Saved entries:
******

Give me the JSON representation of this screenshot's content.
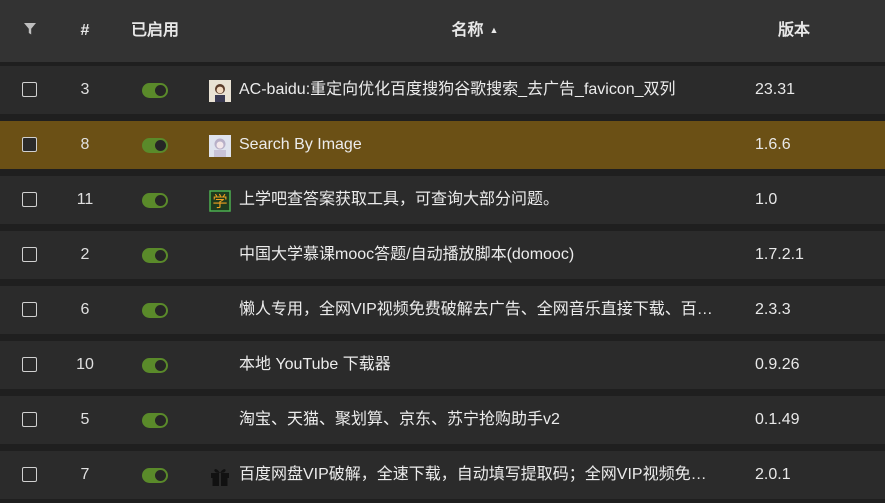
{
  "header": {
    "num_label": "#",
    "enabled_label": "已启用",
    "name_label": "名称",
    "sort_indicator": "▲",
    "version_label": "版本",
    "filter_icon": "filter-icon"
  },
  "colors": {
    "toggle_on": "#5a8a2a",
    "selected_row": "#6b5015",
    "row_bg": "#2b2b2b",
    "header_bg": "#333333"
  },
  "rows": [
    {
      "num": "3",
      "name": "AC-baidu:重定向优化百度搜狗谷歌搜索_去广告_favicon_双列",
      "version": "23.31",
      "icon": "ac-baidu-avatar-icon",
      "enabled": true,
      "selected": false
    },
    {
      "num": "8",
      "name": "Search By Image",
      "version": "1.6.6",
      "icon": "search-by-image-avatar-icon",
      "enabled": true,
      "selected": true
    },
    {
      "num": "11",
      "name": "上学吧查答案获取工具，可查询大部分问题。",
      "version": "1.0",
      "icon": "xue-icon",
      "enabled": true,
      "selected": false
    },
    {
      "num": "2",
      "name": "中国大学慕课mooc答题/自动播放脚本(domooc)",
      "version": "1.7.2.1",
      "icon": "",
      "enabled": true,
      "selected": false
    },
    {
      "num": "6",
      "name": "懒人专用，全网VIP视频免费破解去广告、全网音乐直接下载、百…",
      "version": "2.3.3",
      "icon": "",
      "enabled": true,
      "selected": false
    },
    {
      "num": "10",
      "name": "本地 YouTube 下载器",
      "version": "0.9.26",
      "icon": "",
      "enabled": true,
      "selected": false
    },
    {
      "num": "5",
      "name": "淘宝、天猫、聚划算、京东、苏宁抢购助手v2",
      "version": "0.1.49",
      "icon": "",
      "enabled": true,
      "selected": false
    },
    {
      "num": "7",
      "name": "百度网盘VIP破解，全速下载，自动填写提取码；全网VIP视频免…",
      "version": "2.0.1",
      "icon": "gift-icon",
      "enabled": true,
      "selected": false
    }
  ]
}
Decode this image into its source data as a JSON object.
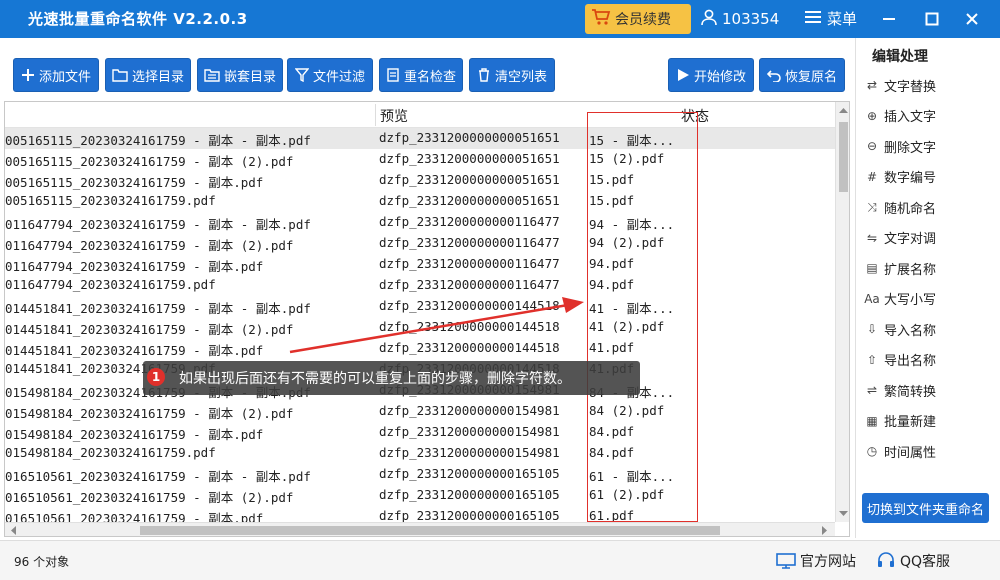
{
  "app": {
    "title": "光速批量重命名软件 V2.2.0.3",
    "vip_label": "会员续费",
    "user_id": "103354",
    "menu_label": "菜单",
    "accent": "#1677d4",
    "button_color": "#1f6fd1"
  },
  "toolbar": {
    "add_file": "添加文件",
    "choose_dir": "选择目录",
    "nested_dir": "嵌套目录",
    "file_filter": "文件过滤",
    "rename_check": "重名检查",
    "clear_list": "清空列表",
    "start_modify": "开始修改",
    "restore_name": "恢复原名"
  },
  "table": {
    "col_preview": "预览",
    "col_status": "状态",
    "rows": [
      {
        "orig": "005165115_20230324161759 - 副本 - 副本.pdf",
        "preview": "dzfp_2331200000000051651",
        "status": "15 - 副本..."
      },
      {
        "orig": "005165115_20230324161759 - 副本 (2).pdf",
        "preview": "dzfp_2331200000000051651",
        "status": "15 (2).pdf"
      },
      {
        "orig": "005165115_20230324161759 - 副本.pdf",
        "preview": "dzfp_2331200000000051651",
        "status": "15.pdf"
      },
      {
        "orig": "005165115_20230324161759.pdf",
        "preview": "dzfp_2331200000000051651",
        "status": "15.pdf"
      },
      {
        "orig": "011647794_20230324161759 - 副本 - 副本.pdf",
        "preview": "dzfp_2331200000000116477",
        "status": "94 - 副本..."
      },
      {
        "orig": "011647794_20230324161759 - 副本 (2).pdf",
        "preview": "dzfp_2331200000000116477",
        "status": "94 (2).pdf"
      },
      {
        "orig": "011647794_20230324161759 - 副本.pdf",
        "preview": "dzfp_2331200000000116477",
        "status": "94.pdf"
      },
      {
        "orig": "011647794_20230324161759.pdf",
        "preview": "dzfp_2331200000000116477",
        "status": "94.pdf"
      },
      {
        "orig": "014451841_20230324161759 - 副本 - 副本.pdf",
        "preview": "dzfp_2331200000000144518",
        "status": "41 - 副本..."
      },
      {
        "orig": "014451841_20230324161759 - 副本 (2).pdf",
        "preview": "dzfp_2331200000000144518",
        "status": "41 (2).pdf"
      },
      {
        "orig": "014451841_20230324161759 - 副本.pdf",
        "preview": "dzfp_2331200000000144518",
        "status": "41.pdf"
      },
      {
        "orig": "014451841_20230324161759.pdf",
        "preview": "dzfp_2331200000000144518",
        "status": "41.pdf"
      },
      {
        "orig": "015498184_20230324161759 - 副本 - 副本.pdf",
        "preview": "dzfp_2331200000000154981",
        "status": "84 - 副本..."
      },
      {
        "orig": "015498184_20230324161759 - 副本 (2).pdf",
        "preview": "dzfp_2331200000000154981",
        "status": "84 (2).pdf"
      },
      {
        "orig": "015498184_20230324161759 - 副本.pdf",
        "preview": "dzfp_2331200000000154981",
        "status": "84.pdf"
      },
      {
        "orig": "015498184_20230324161759.pdf",
        "preview": "dzfp_2331200000000154981",
        "status": "84.pdf"
      },
      {
        "orig": "016510561_20230324161759 - 副本 - 副本.pdf",
        "preview": "dzfp_2331200000000165105",
        "status": "61 - 副本..."
      },
      {
        "orig": "016510561_20230324161759 - 副本 (2).pdf",
        "preview": "dzfp_2331200000000165105",
        "status": "61 (2).pdf"
      },
      {
        "orig": "016510561_20230324161759 - 副本.pdf",
        "preview": "dzfp_2331200000000165105",
        "status": "61.pdf"
      }
    ]
  },
  "tip": {
    "number": "1",
    "text": "如果出现后面还有不需要的可以重复上面的步骤，删除字符数。"
  },
  "right_panel": {
    "title": "编辑处理",
    "items": [
      "文字替换",
      "插入文字",
      "删除文字",
      "数字编号",
      "随机命名",
      "文字对调",
      "扩展名称",
      "大写小写",
      "导入名称",
      "导出名称",
      "繁简转换",
      "批量新建",
      "时间属性"
    ],
    "switch_label": "切换到文件夹重命名"
  },
  "status": {
    "count": "96 个对象",
    "website": "官方网站",
    "qq": "QQ客服"
  }
}
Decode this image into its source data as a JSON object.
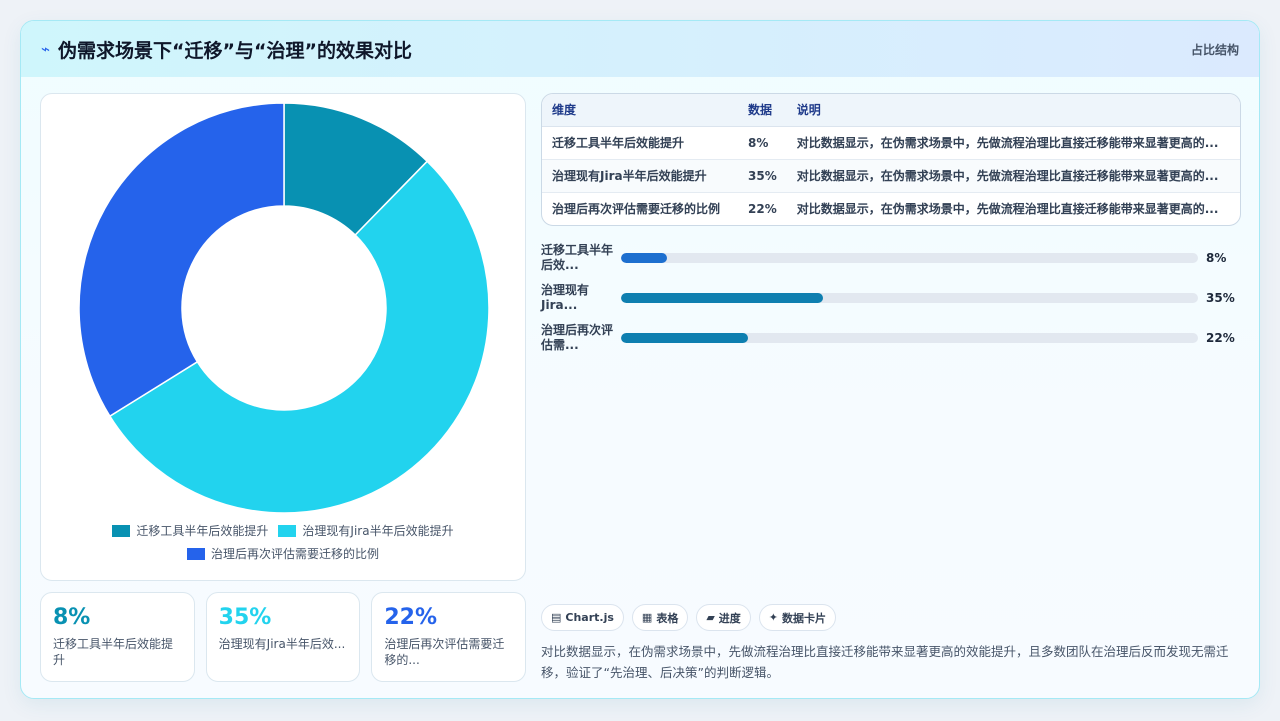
{
  "header": {
    "title": "伪需求场景下“迁移”与“治理”的效果对比",
    "tag": "占比结构"
  },
  "colors": {
    "series": [
      "#0891b2",
      "#22d3ee",
      "#2563eb"
    ],
    "bars": [
      "#1d6fcf",
      "#0e7fb0",
      "#0e7fb0"
    ]
  },
  "chart_data": {
    "type": "pie",
    "variant": "doughnut",
    "categories": [
      "迁移工具半年后效能提升",
      "治理现有Jira半年后效能提升",
      "治理后再次评估需要迁移的比例"
    ],
    "values": [
      8,
      35,
      22
    ],
    "legend_position": "bottom"
  },
  "stats": [
    {
      "value": "8%",
      "label": "迁移工具半年后效能提升"
    },
    {
      "value": "35%",
      "label": "治理现有Jira半年后效..."
    },
    {
      "value": "22%",
      "label": "治理后再次评估需要迁移的..."
    }
  ],
  "table": {
    "headers": [
      "维度",
      "数据",
      "说明"
    ],
    "rows": [
      [
        "迁移工具半年后效能提升",
        "8%",
        "对比数据显示，在伪需求场景中，先做流程治理比直接迁移能带来显著更高的..."
      ],
      [
        "治理现有Jira半年后效能提升",
        "35%",
        "对比数据显示，在伪需求场景中，先做流程治理比直接迁移能带来显著更高的..."
      ],
      [
        "治理后再次评估需要迁移的比例",
        "22%",
        "对比数据显示，在伪需求场景中，先做流程治理比直接迁移能带来显著更高的..."
      ]
    ]
  },
  "bars": [
    {
      "label": "迁移工具半年后效...",
      "value": 8,
      "display": "8%"
    },
    {
      "label": "治理现有Jira...",
      "value": 35,
      "display": "35%"
    },
    {
      "label": "治理后再次评估需...",
      "value": 22,
      "display": "22%"
    }
  ],
  "chips": [
    {
      "icon": "▤",
      "label": "Chart.js"
    },
    {
      "icon": "▦",
      "label": "表格"
    },
    {
      "icon": "▰",
      "label": "进度"
    },
    {
      "icon": "✦",
      "label": "数据卡片"
    }
  ],
  "description": "对比数据显示，在伪需求场景中，先做流程治理比直接迁移能带来显著更高的效能提升，且多数团队在治理后反而发现无需迁移，验证了“先治理、后决策”的判断逻辑。"
}
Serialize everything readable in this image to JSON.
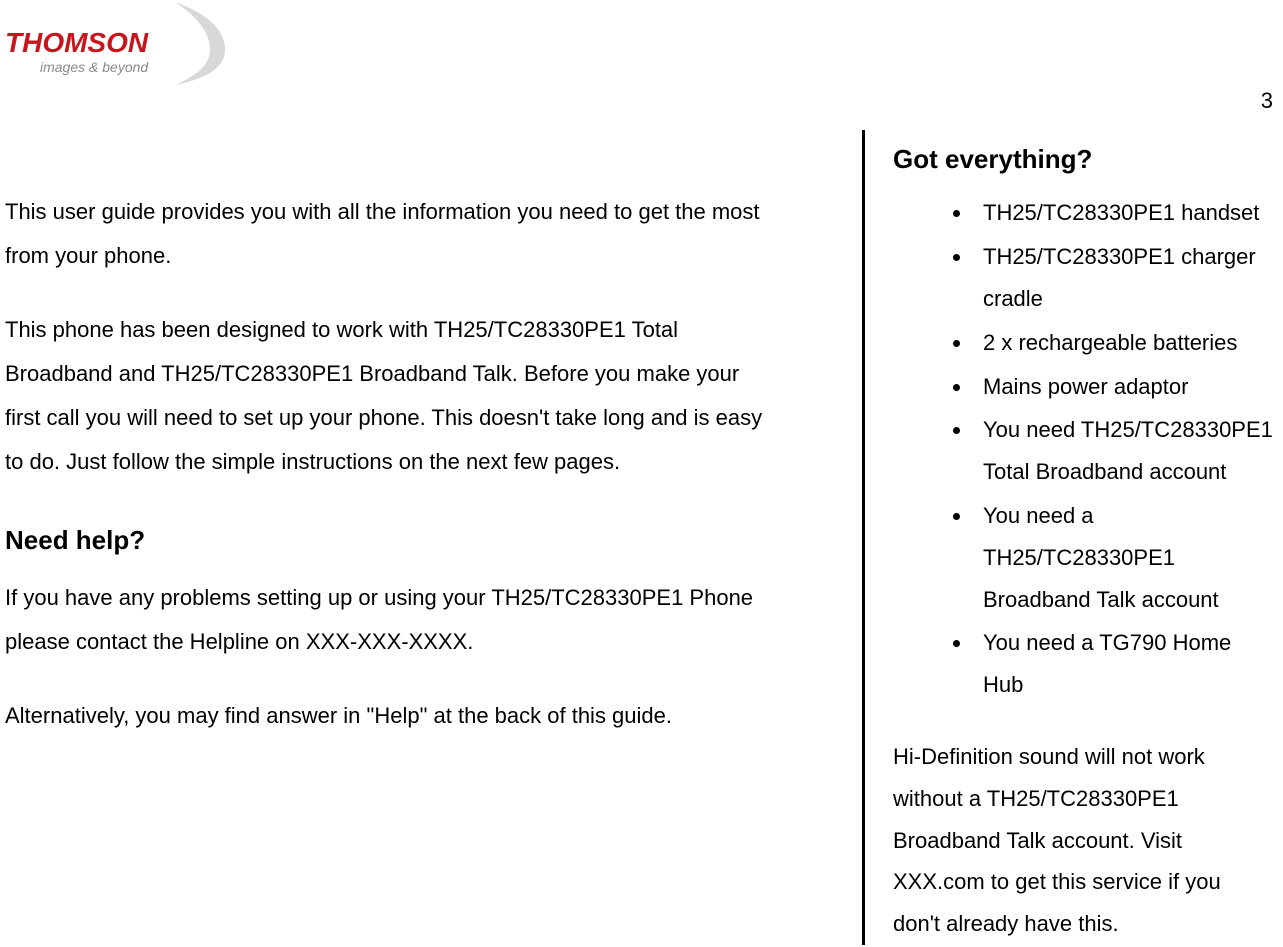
{
  "logo": {
    "brand": "THOMSON",
    "tagline": "images & beyond"
  },
  "page_number": "3",
  "main": {
    "intro_p1": "This user guide provides you with all the information you need to get the most from your phone.",
    "intro_p2": "This phone has been designed to work with TH25/TC28330PE1 Total Broadband and TH25/TC28330PE1 Broadband Talk.  Before you make your first call you will need to set up your phone.  This doesn't take long and is easy to do.  Just follow the simple instructions on the next few pages.",
    "need_help_heading": "Need help?",
    "need_help_p1": "If you have any problems setting up or using your TH25/TC28330PE1 Phone please contact the Helpline on XXX-XXX-XXXX.",
    "need_help_p2": "Alternatively, you may find answer in \"Help\" at the back of this guide."
  },
  "sidebar": {
    "heading": "Got everything?",
    "items": [
      "TH25/TC28330PE1 handset",
      "TH25/TC28330PE1 charger cradle",
      "2 x rechargeable batteries",
      "Mains power adaptor",
      "You need TH25/TC28330PE1 Total Broadband account",
      "You need a TH25/TC28330PE1 Broadband Talk account",
      "You need a TG790 Home Hub"
    ],
    "note": "Hi-Definition sound will not work without a TH25/TC28330PE1 Broadband Talk account.  Visit XXX.com to get this service if you don't already have this."
  }
}
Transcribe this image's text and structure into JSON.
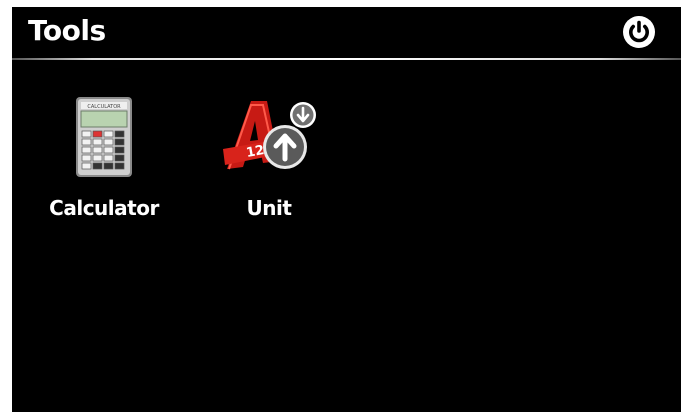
{
  "header": {
    "title": "Tools",
    "power_icon": "power-icon"
  },
  "apps": [
    {
      "label": "Calculator",
      "icon": "calculator-icon",
      "icon_text": "CALCULATOR"
    },
    {
      "label": "Unit",
      "icon": "unit-converter-icon",
      "icon_text": "A 12"
    }
  ],
  "colors": {
    "background": "#000000",
    "text": "#ffffff",
    "accent_red": "#d0201a"
  }
}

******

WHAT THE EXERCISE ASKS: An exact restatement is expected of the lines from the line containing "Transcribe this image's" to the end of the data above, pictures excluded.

RESPONSE FOR THIS EXERCISE:
Transcribe this image's text and structure into JSON.
{
  "header": {
    "title": "Tools",
    "power_icon": "power-icon"
  },
  "apps": [
    {
      "label": "Calculator",
      "icon": "calculator-icon",
      "icon_text": "CALCULATOR"
    },
    {
      "label": "Unit",
      "icon": "unit-converter-icon",
      "icon_text": "A 12"
    }
  ],
  "colors": {
    "background": "#000000",
    "text": "#ffffff",
    "accent_red": "#d0201a"
  }
}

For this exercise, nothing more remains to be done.